Sperm Whale Exhibit
On July 20th 2009 the reassembled skeleton of a 42 foot sperm whale, which has been christened "Bony Dick" and put on display in a converted byre at Cloudin by the present owners of Vaila, was officially opened to public viewing by Dr. Andrew Kitchener, the National Museum of Scotland’s principal curator of mammals and birds. Dr. Kitchener who had acted as advisor during the preservation and reassembling prosesses of the skeleton, was in Valia to view the completed work, and perform the ribbon cutting ceremony at the exhibit building, which has been named "The Whalehouse".

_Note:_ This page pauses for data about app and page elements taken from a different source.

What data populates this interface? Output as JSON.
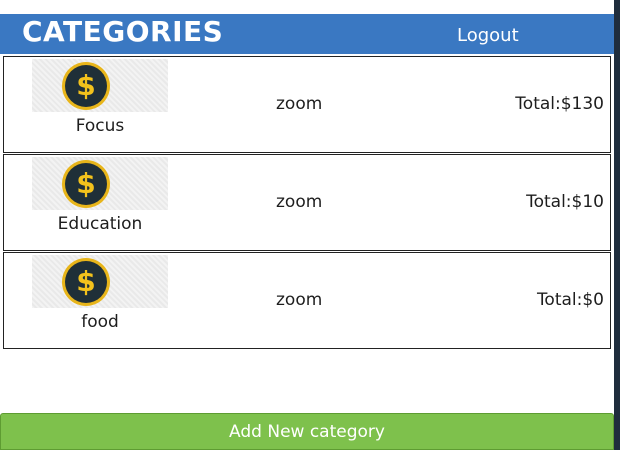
{
  "header": {
    "title": "CATEGORIES",
    "logout_label": "Logout",
    "color": "#3a78c2"
  },
  "categories": [
    {
      "name": "Focus",
      "zoom_label": "zoom",
      "total": "Total:$130",
      "icon": "dollar-coin-icon"
    },
    {
      "name": "Education",
      "zoom_label": "zoom",
      "total": "Total:$10",
      "icon": "dollar-coin-icon"
    },
    {
      "name": "food",
      "zoom_label": "zoom",
      "total": "Total:$0",
      "icon": "dollar-coin-icon"
    }
  ],
  "footer": {
    "add_button_label": "Add New category",
    "color": "#7ec14c"
  }
}
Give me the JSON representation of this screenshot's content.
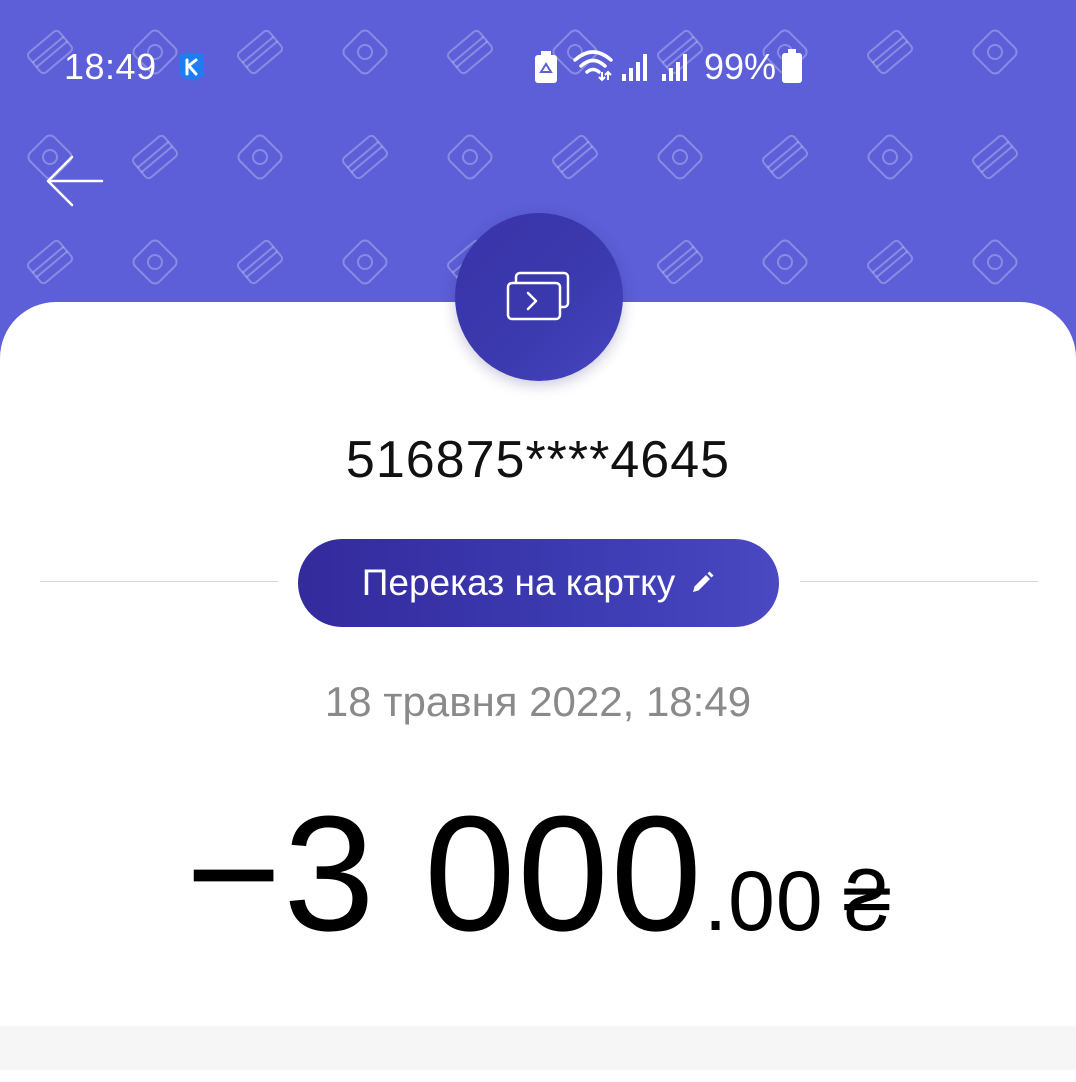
{
  "status_bar": {
    "time": "18:49",
    "battery": "99%",
    "icons": [
      "kyivstar-icon",
      "battery-saver-icon",
      "wifi-icon",
      "signal-icon",
      "signal-icon",
      "battery-icon"
    ]
  },
  "header": {
    "back_icon": "arrow-left-icon",
    "background_color": "#5c5fd8"
  },
  "transaction": {
    "icon": "card-transfer-icon",
    "card_number": "516875****4645",
    "category": "Переказ на картку",
    "category_edit_icon": "pencil-icon",
    "datetime": "18 травня 2022, 18:49",
    "amount_integer": "−3 000",
    "amount_decimal": ".00",
    "currency": "₴",
    "accent_color": "#3b37ad"
  }
}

"Bony Dick" made his debut appearance on Vaila on February 7th 2000 during a westerly gale, when the decomposing carcass of a young male sperm whale (believed to be approx 20 years old and weighing approx 40 tonnes) was discovered washed ashore on the island. It was estimated he had died approx two weeks previously, of unknown causes, presumably somewhere in the Atlantic Ocean. Disposal of the carcass was deemed the responsibility of the local council, which, given the remote and isolated nature of Vaila posed quite a logistical and not inexpensive headache for them. An offer by the island's owners was therefor readily accepted, whereby if the council covered the cost of providing two salmon farm tenders to tow the carcass to a more accessible beach on the island, and two excavators to bring it ashore and bury remains, they would provide the labour.
There followed three full days of work for six members of staff on the isle, during which the putrid flesh of the animal was stripped from the skeleton and buried. Given that the animal had now been dead for around five weeks, the stench is believed, understandably to have been considerable.
Each of the 44 individual vertebrae and 88 discs, plus the skull were then simmered at 60 degrees C in a solution of household biological washing powder for 36 hours, using modified salmon storage bins for vats, to remove the oil. Followed by a treatment of bleach to neutralise the active ingredient in the powder.
Lack of time to devote to the project after the initial preserving work was completed delayed further progress for about 8 years, however during the first half of 2009 the painstaking task of reassembling all 132 vertebrae and discs in their correct positions was finally completed, and 'Bony Dick" was born. The completion of the work is believed to be a very significant achievement, the first known reassembly of a sperm whale skeleton in Scotland was by a team led by Dr. Kitchener only 12 years previously in 1997, a task he himself describes as a "steep learning curve". The remoteness and access issues of repeating the task on Vaila therefor makes the achievement of creating "Bony Dick" all the more remarkable.
The owners of Vaila welcome visitors to the isle, and to view the exhibit.
During their research Venables & Venables recorded the following species of birds breeding on Vaila in 1951.
Regular and common: Fulmar; Cormorant; Starling; Shag; Eider; Red-breasted Merganser; Oyster Catcher; Snipe; Greater Black-backed Gull; Lesser Black-backed Gull; Herring Gull; Common Gull; Arctic Tern; Kittiwake; Razorbill; Common Guillemot; Black Guillemot; Rock Dove; Skylark; Hooded Crow; Wren; Wheatear; Rock Pipit; House Sparrow and Twite.
Suspected to be breeding, but unconfirmed: Puffin.
Known to have bred on Vaila previously but extinct by 1951: Peregrine, Red Grouse and Pheasant.
Pictures of Vaila Coast
The following images were all taken on a windy afternoon in 1987. The positions given are more or less a guess and have to be checked.
Vaila south west coast - View over Burrier Stacks and Wester Sound